**Input data**
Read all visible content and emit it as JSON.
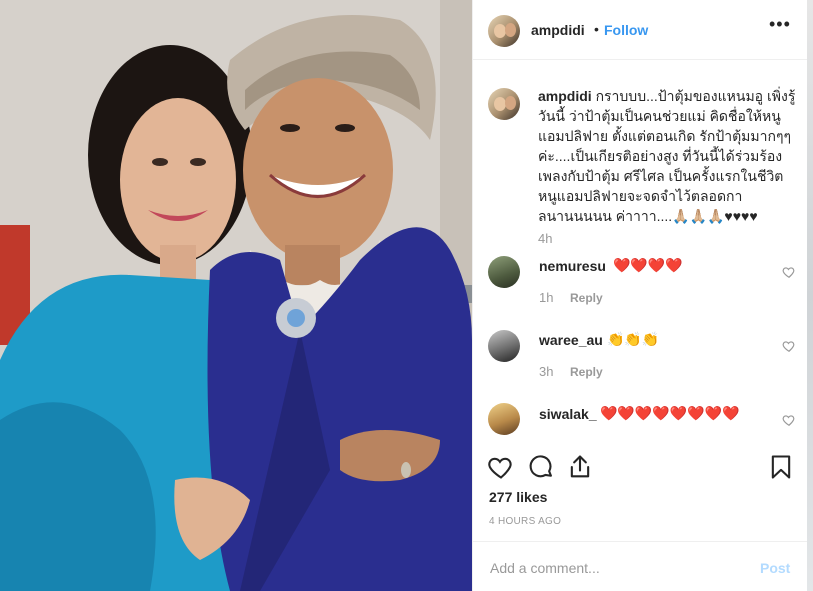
{
  "post": {
    "username": "ampdidi",
    "follow_label": "Follow",
    "dot": "•",
    "more_label": "•••",
    "caption_username": "ampdidi",
    "caption_text": "กราบบบ...ป้าตุ้มของแหนมอู เพิ่งรู้วันนี้ ว่าป้าตุ้มเป็นคนช่วยแม่ คิดชื่อให้หนูแอมปลิฟาย ตั้งแต่ตอนเกิด รักป้าตุ้มมากๆๆ ค่ะ....เป็นเกียรติอย่างสูง ที่วันนี้ได้ร่วมร้องเพลงกับป้าตุ้ม ศรีไศล เป็นครั้งแรกในชีวิต หนูแอมปลิฟายจะจดจำไว้ตลอดกาลนานนนนน ค่าาาา....🙏🏼🙏🏼🙏🏼♥♥♥♥",
    "caption_time": "4h",
    "likes": "277 likes",
    "posted_ago": "4 HOURS AGO"
  },
  "comments": [
    {
      "username": "nemuresu",
      "text": "❤️❤️❤️❤️",
      "time": "1h",
      "reply_label": "Reply"
    },
    {
      "username": "waree_au",
      "text": "👏👏👏",
      "time": "3h",
      "reply_label": "Reply"
    },
    {
      "username": "siwalak_",
      "text": "❤️❤️❤️❤️❤️❤️❤️❤️",
      "time": "",
      "reply_label": ""
    }
  ],
  "actions": {
    "like": "heart-outline-icon",
    "comment": "comment-bubble-icon",
    "share": "share-icon",
    "save": "bookmark-icon"
  },
  "comment_box": {
    "placeholder": "Add a comment...",
    "post_label": "Post"
  },
  "colors": {
    "accent": "#3897f0",
    "post_disabled": "#b3dbff",
    "muted": "#999999",
    "heart_red": "#e0245e"
  }
}
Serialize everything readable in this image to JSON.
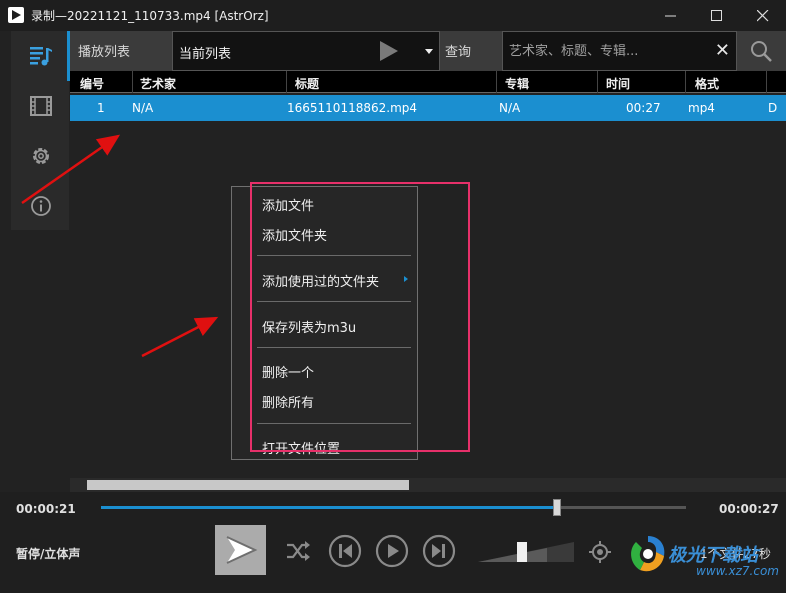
{
  "window": {
    "title": "录制—20221121_110733.mp4 [AstrOrz]",
    "minimize_icon": "minimize-icon",
    "maximize_icon": "maximize-icon",
    "close_icon": "close-icon"
  },
  "sidebar": {
    "items": [
      {
        "icon": "playlist-icon",
        "active": true
      },
      {
        "icon": "film-icon",
        "active": false
      },
      {
        "icon": "gear-icon",
        "active": false
      },
      {
        "icon": "info-icon",
        "active": false
      }
    ]
  },
  "toolbar": {
    "playlist_tab": "播放列表",
    "selected_list": "当前列表",
    "query_label": "查询",
    "search_placeholder": "艺术家、标题、专辑...",
    "clear_symbol": "✕"
  },
  "table": {
    "columns": [
      "编号",
      "艺术家",
      "标题",
      "专辑",
      "时间",
      "格式"
    ],
    "rows": [
      {
        "no": "1",
        "artist": "N/A",
        "title": "1665110118862.mp4",
        "album": "N/A",
        "time": "00:27",
        "format": "mp4",
        "extra": "D"
      }
    ]
  },
  "context_menu": {
    "items": [
      "添加文件",
      "添加文件夹",
      "添加使用过的文件夹",
      "保存列表为m3u",
      "删除一个",
      "删除所有",
      "打开文件位置"
    ]
  },
  "player": {
    "current_time": "00:00:21",
    "total_time": "00:00:27",
    "progress_fraction": 0.78,
    "status": "暂停/立体声",
    "volume_fraction": 0.72,
    "file_count": "1个文件27秒"
  },
  "watermark": {
    "line1": "极光下载站",
    "line2": "www.xz7.com"
  },
  "colors": {
    "accent": "#1b8fd0",
    "highlight_box": "#e7306a",
    "arrow": "#e01010"
  }
}
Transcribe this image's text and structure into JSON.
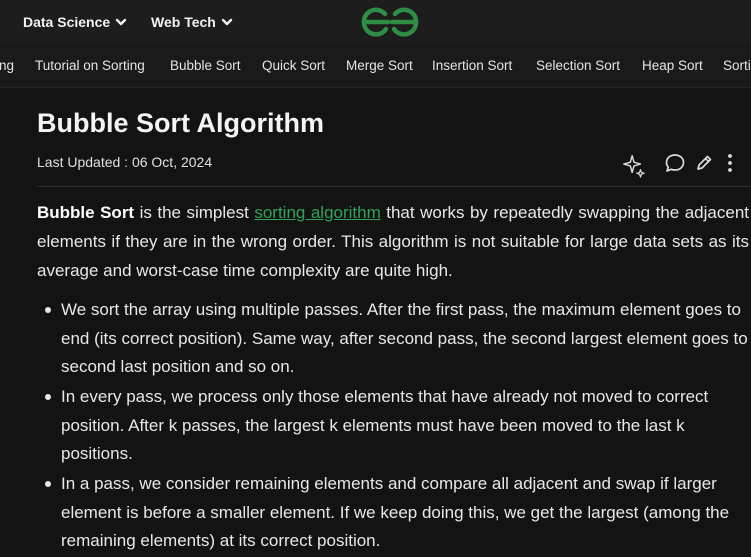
{
  "topnav": {
    "items": [
      {
        "label": "Data Science"
      },
      {
        "label": "Web Tech"
      }
    ],
    "logo_color": "#2f8d46"
  },
  "tabs": [
    {
      "label": "ng"
    },
    {
      "label": "Tutorial on Sorting"
    },
    {
      "label": "Bubble Sort"
    },
    {
      "label": "Quick Sort"
    },
    {
      "label": "Merge Sort"
    },
    {
      "label": "Insertion Sort"
    },
    {
      "label": "Selection Sort"
    },
    {
      "label": "Heap Sort"
    },
    {
      "label": "Sorti"
    }
  ],
  "article": {
    "title": "Bubble Sort Algorithm",
    "last_updated": "Last Updated : 06 Oct, 2024",
    "intro": {
      "bold": "Bubble Sort",
      "before_link": " is the simplest ",
      "link": "sorting algorithm",
      "after_link": " that works by repeatedly swapping the adjacent elements if they are in the wrong order. This algorithm is not suitable for large data sets as its average and worst-case time complexity are quite high."
    },
    "bullets": [
      "We sort the array using multiple passes. After the first pass, the maximum element goes to end (its correct position). Same way, after second pass, the second largest element goes to second last position and so on.",
      "In every pass, we process only those elements that have already not moved to correct position. After k passes, the largest k elements must have been moved to the last k positions.",
      "In a pass, we consider remaining elements and compare all adjacent and swap if larger element is before a smaller element. If we keep doing this, we get the largest (among the remaining elements) at its correct position."
    ]
  },
  "colors": {
    "accent": "#2fa35a",
    "background": "#131313"
  }
}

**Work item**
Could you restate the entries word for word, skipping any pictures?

**Answer box**
Read all visible content and emit it as JSON.
{
  "post": {
    "username": "ampdidi",
    "follow_label": "Follow",
    "dot": "•",
    "more_label": "•••",
    "caption_username": "ampdidi",
    "caption_text": "กราบบบ...ป้าตุ้มของแหนมอู เพิ่งรู้วันนี้ ว่าป้าตุ้มเป็นคนช่วยแม่ คิดชื่อให้หนูแอมปลิฟาย ตั้งแต่ตอนเกิด รักป้าตุ้มมากๆๆ ค่ะ....เป็นเกียรติอย่างสูง ที่วันนี้ได้ร่วมร้องเพลงกับป้าตุ้ม ศรีไศล เป็นครั้งแรกในชีวิต หนูแอมปลิฟายจะจดจำไว้ตลอดกาลนานนนนน ค่าาาา....🙏🏼🙏🏼🙏🏼♥♥♥♥",
    "caption_time": "4h",
    "likes": "277 likes",
    "posted_ago": "4 HOURS AGO"
  },
  "comments": [
    {
      "username": "nemuresu",
      "text": "❤️❤️❤️❤️",
      "time": "1h",
      "reply_label": "Reply"
    },
    {
      "username": "waree_au",
      "text": "👏👏👏",
      "time": "3h",
      "reply_label": "Reply"
    },
    {
      "username": "siwalak_",
      "text": "❤️❤️❤️❤️❤️❤️❤️❤️",
      "time": "",
      "reply_label": ""
    }
  ],
  "actions": {
    "like": "heart-outline-icon",
    "comment": "comment-bubble-icon",
    "share": "share-icon",
    "save": "bookmark-icon"
  },
  "comment_box": {
    "placeholder": "Add a comment...",
    "post_label": "Post"
  },
  "colors": {
    "accent": "#3897f0",
    "post_disabled": "#b3dbff",
    "muted": "#999999",
    "heart_red": "#e0245e"
  }
}
Serialize everything readable in this image to JSON.
{
  "window": {
    "title": "录制—20221121_110733.mp4 [AstrOrz]",
    "minimize_icon": "minimize-icon",
    "maximize_icon": "maximize-icon",
    "close_icon": "close-icon"
  },
  "sidebar": {
    "items": [
      {
        "icon": "playlist-icon",
        "active": true
      },
      {
        "icon": "film-icon",
        "active": false
      },
      {
        "icon": "gear-icon",
        "active": false
      },
      {
        "icon": "info-icon",
        "active": false
      }
    ]
  },
  "toolbar": {
    "playlist_tab": "播放列表",
    "selected_list": "当前列表",
    "query_label": "查询",
    "search_placeholder": "艺术家、标题、专辑...",
    "clear_symbol": "✕"
  },
  "table": {
    "columns": [
      "编号",
      "艺术家",
      "标题",
      "专辑",
      "时间",
      "格式"
    ],
    "rows": [
      {
        "no": "1",
        "artist": "N/A",
        "title": "1665110118862.mp4",
        "album": "N/A",
        "time": "00:27",
        "format": "mp4",
        "extra": "D"
      }
    ]
  },
  "context_menu": {
    "items": [
      "添加文件",
      "添加文件夹",
      "添加使用过的文件夹",
      "保存列表为m3u",
      "删除一个",
      "删除所有",
      "打开文件位置"
    ]
  },
  "player": {
    "current_time": "00:00:21",
    "total_time": "00:00:27",
    "progress_fraction": 0.78,
    "status": "暂停/立体声",
    "volume_fraction": 0.72,
    "file_count": "1个文件27秒"
  },
  "watermark": {
    "line1": "极光下载站",
    "line2": "www.xz7.com"
  },
  "colors": {
    "accent": "#1b8fd0",
    "highlight_box": "#e7306a",
    "arrow": "#e01010"
  }
}
Transcribe this image's text and structure into JSON.
{
  "topnav": {
    "items": [
      {
        "label": "Data Science"
      },
      {
        "label": "Web Tech"
      }
    ],
    "logo_color": "#2f8d46"
  },
  "tabs": [
    {
      "label": "ng"
    },
    {
      "label": "Tutorial on Sorting"
    },
    {
      "label": "Bubble Sort"
    },
    {
      "label": "Quick Sort"
    },
    {
      "label": "Merge Sort"
    },
    {
      "label": "Insertion Sort"
    },
    {
      "label": "Selection Sort"
    },
    {
      "label": "Heap Sort"
    },
    {
      "label": "Sorti"
    }
  ],
  "article": {
    "title": "Bubble Sort Algorithm",
    "last_updated": "Last Updated : 06 Oct, 2024",
    "intro": {
      "bold": "Bubble Sort",
      "before_link": " is the simplest ",
      "link": "sorting algorithm",
      "after_link": " that works by repeatedly swapping the adjacent elements if they are in the wrong order. This algorithm is not suitable for large data sets as its average and worst-case time complexity are quite high."
    },
    "bullets": [
      "We sort the array using multiple passes. After the first pass, the maximum element goes to end (its correct position). Same way, after second pass, the second largest element goes to second last position and so on.",
      "In every pass, we process only those elements that have already not moved to correct position. After k passes, the largest k elements must have been moved to the last k positions.",
      "In a pass, we consider remaining elements and compare all adjacent and swap if larger element is before a smaller element. If we keep doing this, we get the largest (among the remaining elements) at its correct position."
    ]
  },
  "colors": {
    "accent": "#2fa35a",
    "background": "#131313"
  }
}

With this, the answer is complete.